The latest allegations that senior representatives of Lebanon's Hezbollah militia met with members of a breakaway Irish terrorist group have highlighted the growing extent of the Iranian-backed organisation's operations in Europe.
For decades, Hezbollah's primary focus has been the Middle East, where the terrorist organisation – working in conjunction with Iran’s Islamic Revolutionary Guard Corps (IRGC) – has been responsible for conducting attacks designed to create political instability and discord. In recent years, however, it has gradually expanded its operations farther afield, with its terror cells operating from locations in Latin America, Africa and Asia.
Now there is fresh evidence that it is investing in its terrorist network in Europe by establishing arms caches in several countries and building links with terrorist and criminal organisations on the continent. The most recent proof of this has emerged after members of an Irish dissident group were arrested on terrorism charges last month following claims they met with Hezbollah officials at Iran’s embassy in Dublin.

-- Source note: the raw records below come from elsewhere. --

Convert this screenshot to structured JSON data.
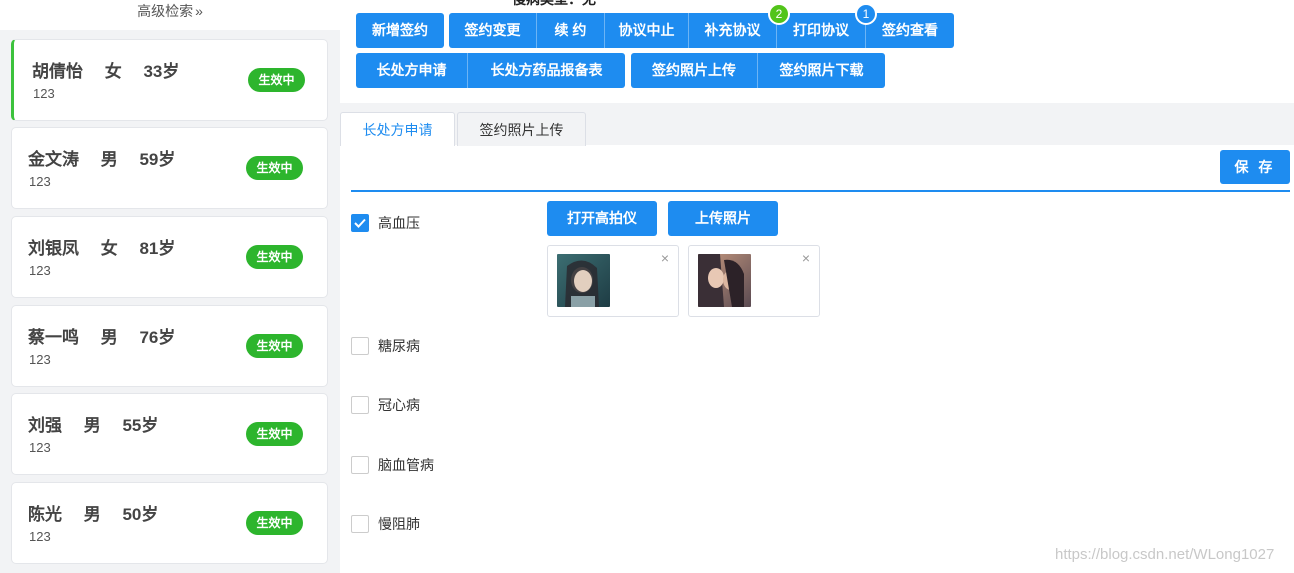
{
  "sidebar": {
    "advanced_search": "高级检索",
    "advanced_search_chevron": "»",
    "patients": [
      {
        "name": "胡倩怡　 女　 33岁",
        "id": "123",
        "status": "生效中"
      },
      {
        "name": "金文涛　 男　 59岁",
        "id": "123",
        "status": "生效中"
      },
      {
        "name": "刘银凤　 女　 81岁",
        "id": "123",
        "status": "生效中"
      },
      {
        "name": "蔡一鸣　 男　 76岁",
        "id": "123",
        "status": "生效中"
      },
      {
        "name": "刘强　 男　 55岁",
        "id": "123",
        "status": "生效中"
      },
      {
        "name": "陈光　 男　 50岁",
        "id": "123",
        "status": "生效中"
      }
    ]
  },
  "toolbar": {
    "disease_type_label": "慢病类型：无",
    "row1_single": "新增签约",
    "row1_group": [
      "签约变更",
      "续 约",
      "协议中止",
      "补充协议",
      "打印协议",
      "签约查看"
    ],
    "badge_print": "2",
    "badge_view": "1",
    "row2_group1": [
      "长处方申请",
      "长处方药品报备表"
    ],
    "row2_group2": [
      "签约照片上传",
      "签约照片下载"
    ]
  },
  "tabs": [
    "长处方申请",
    "签约照片上传"
  ],
  "save_label": "保 存",
  "diseases": [
    {
      "label": "高血压",
      "checked": true
    },
    {
      "label": "糖尿病",
      "checked": false
    },
    {
      "label": "冠心病",
      "checked": false
    },
    {
      "label": "脑血管病",
      "checked": false
    },
    {
      "label": "慢阻肺",
      "checked": false
    }
  ],
  "photo_actions": {
    "open_camera": "打开高拍仪",
    "upload": "上传照片"
  },
  "photo_close": "×",
  "watermark": "https://blog.csdn.net/WLong1027",
  "colors": {
    "primary": "#1e8cf0",
    "status_green": "#2db52d",
    "active_border": "#3cc23c",
    "badge_green": "#52c41a"
  }
}
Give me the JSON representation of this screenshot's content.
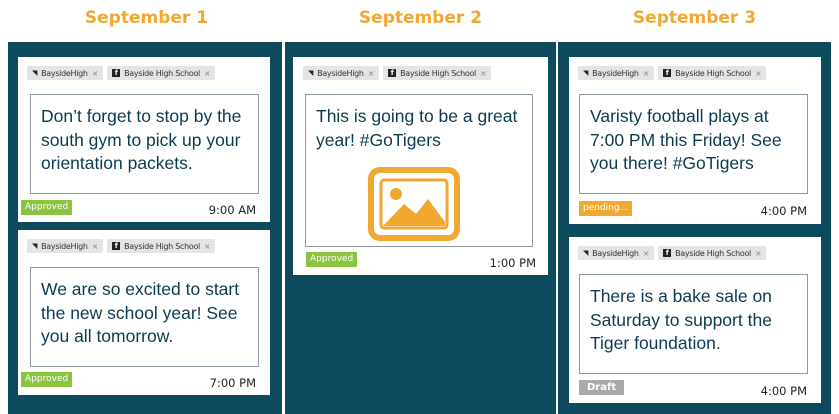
{
  "days": [
    {
      "header": "September 1",
      "posts": [
        {
          "accounts": [
            {
              "type": "twitter",
              "handle": "BaysideHigh"
            },
            {
              "type": "facebook",
              "handle": "Bayside High School"
            }
          ],
          "text": "Don’t forget to stop by the south gym to pick up your orientation packets.",
          "status": "Approved",
          "time": "9:00 AM"
        },
        {
          "accounts": [
            {
              "type": "twitter",
              "handle": "BaysideHigh"
            },
            {
              "type": "facebook",
              "handle": "Bayside High School"
            }
          ],
          "text": "We are so excited to start the new school year! See you all tomorrow.",
          "status": "Approved",
          "time": "7:00 PM"
        }
      ]
    },
    {
      "header": "September 2",
      "posts": [
        {
          "accounts": [
            {
              "type": "twitter",
              "handle": "BaysideHigh"
            },
            {
              "type": "facebook",
              "handle": "Bayside High School"
            }
          ],
          "text": "This is going to be a great year! #GoTigers",
          "image_icon": "image-placeholder-icon",
          "status": "Approved",
          "time": "1:00 PM"
        }
      ]
    },
    {
      "header": "September 3",
      "posts": [
        {
          "accounts": [
            {
              "type": "twitter",
              "handle": "BaysideHigh"
            },
            {
              "type": "facebook",
              "handle": "Bayside High School"
            }
          ],
          "text": "Varisty football plays at 7:00 PM this Friday! See you there! #GoTigers",
          "status": "pending...",
          "time": "4:00 PM"
        },
        {
          "accounts": [
            {
              "type": "twitter",
              "handle": "BaysideHigh"
            },
            {
              "type": "facebook",
              "handle": "Bayside High School"
            }
          ],
          "text": "There is a bake sale on Saturday to support the Tiger foundation.",
          "status": "Draft",
          "time": "4:00 PM"
        }
      ]
    }
  ],
  "icons": {
    "twitter": "twitter-bird-icon",
    "facebook": "facebook-f-icon",
    "remove": "remove-x-icon"
  },
  "colors": {
    "header": "#f0a830",
    "column_bg": "#0d4a5e",
    "approved": "#8bc43f",
    "pending": "#f0a830",
    "draft": "#a9a9a9",
    "text": "#0d3a52"
  },
  "glyphs": {
    "twitter": "❧",
    "facebook": "f",
    "remove": "×"
  }
}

As The National reported this month, Irish and British security officials believe that former members of the Provisional Irish Republican Army (IRA) sought to revive long-standing contacts with Hezbollah in an attempt to obtain finance and weapons for the New IRA (NIRA), a fanatical offshoot of the Irish republican movement that is bitterly opposed to the Good Friday Agreement between Northern Ireland and the Irish Republic.
Dissident Irish republicans have been waging a militant campaign against the police and security forces in Northern Ireland since 2009, and were held responsible for the killing of Irish journalist Lyra McKee in April last year.
According to officials investigating the Hezbollah plot, Irish dissidents were seeking advanced bomb-making technology previously used by Hezbollah in Lebanon and Iraq. They were in advanced talks with Hezbollah to strike a deal that would have greatly enhanced NIRA’s ability to attack British security forces, including the use of sophisticated improvised explosive devices.
Nine NIRA members have now been arrested following a long-running operation by MI5, the British security service.
Among those detained was Dr Issam Hijjawi Bassalat, a Palestinian, who has been charged with terrorism offences. At least two of those detained are said to have attended a commemoration ceremony at the Iranian embassy in Dublin following the assassination of Iranian general Qassem Suleimani by a US drone strike in January.
From the IRA's perspective, the claims that NIRA members are attempting to link up with terrorist organisations such as Hezbollah should not come as a big surprise. Irish republicans have a long history of associating with global terror groups and rogue regimes. In the past, the IRA received weapons and other forms of support from the Palestine Liberation Organisation, the Libyan regime of Muammar Qaddafi, Colombian insurgents Farc and Basque terrorist group ETA.
The suggestion, however, that senior Irish republicans have been attempting to form a terror pact with Hezbollah is an illustration of the organisation’s growing influence among Europe’s criminal and terrorist networks.
This month, the US State Department accused Hezbollah of storing caches of weapons and ammonium nitrate, the same material responsible for the devastating explosion at Beirut's port last month, at bases throughout Europe. According to Nathan Sales, the State Department's counterterrorism co-ordinator, Hezbollah has been steadily building up its weapons stockpiles on the continent with the aim of preparing for terrorist acts that may be ordered by Tehran.
Describing it as a “clear and present danger to the US” and its allies, Mr Sales said that intelligence reports showed Hezbollah had weapons in Belgium, France, Greece, Italy, Spain and Switzerland, while “significant” ammonium nitrate cashes had either been discovered or destroyed in France, Greece and Italy.
“We have reason to believe that this activity is still under way,” Mr Sales said in a recent video briefing in Washington. “Why would Hezbollah stockpile ammonium nitrate on European soil? The answer is clear. It can conduct major terror attacks whenever its masters in Tehran deem it necessary.”
The threat to European security posed by the growth of Hezbollah's terrorist network was highlighted this week following the conviction of two suspected terrorists for the murder of five Israeli tourists in Bulgaria in 2012.
Meliad Farah, a Lebanese-Australian, and Hassan El Hajj Hassan, a Lebanese-Canadian, were found guilty of helping plan the bombing of an Israeli tourist bus in an operation prosecutors claim was carried out on the orders of Hezbollah. The organisation has denied any involvement in the attack, and the whereabouts of the two convicted men are not known. But European Union officials accepted that there was sufficient evidence to point to its involvement in the attack, and responded by placing its military wing on its terrorism blacklist.
The latest revelations come against a deepening background of tensions between the US and Iran over its controversial nuclear programme. This week, the Trump administration announced it was re-imposing sanctions against Tehran, a move that prompted fierce opposition from other members of the UN Security Council committed to maintaining the nuclear deal struck with Iran in 2015.
But while the European signatories to the deal – Britain, France and Germany – have opposed Washington’s decision, the introduction of fresh sanctions against Iran by the US could provoke Tehran to launch a fresh wave of terror attacks, including against targets in Europe.
Con Coughlin is a defence and foreign affairs columnist for The National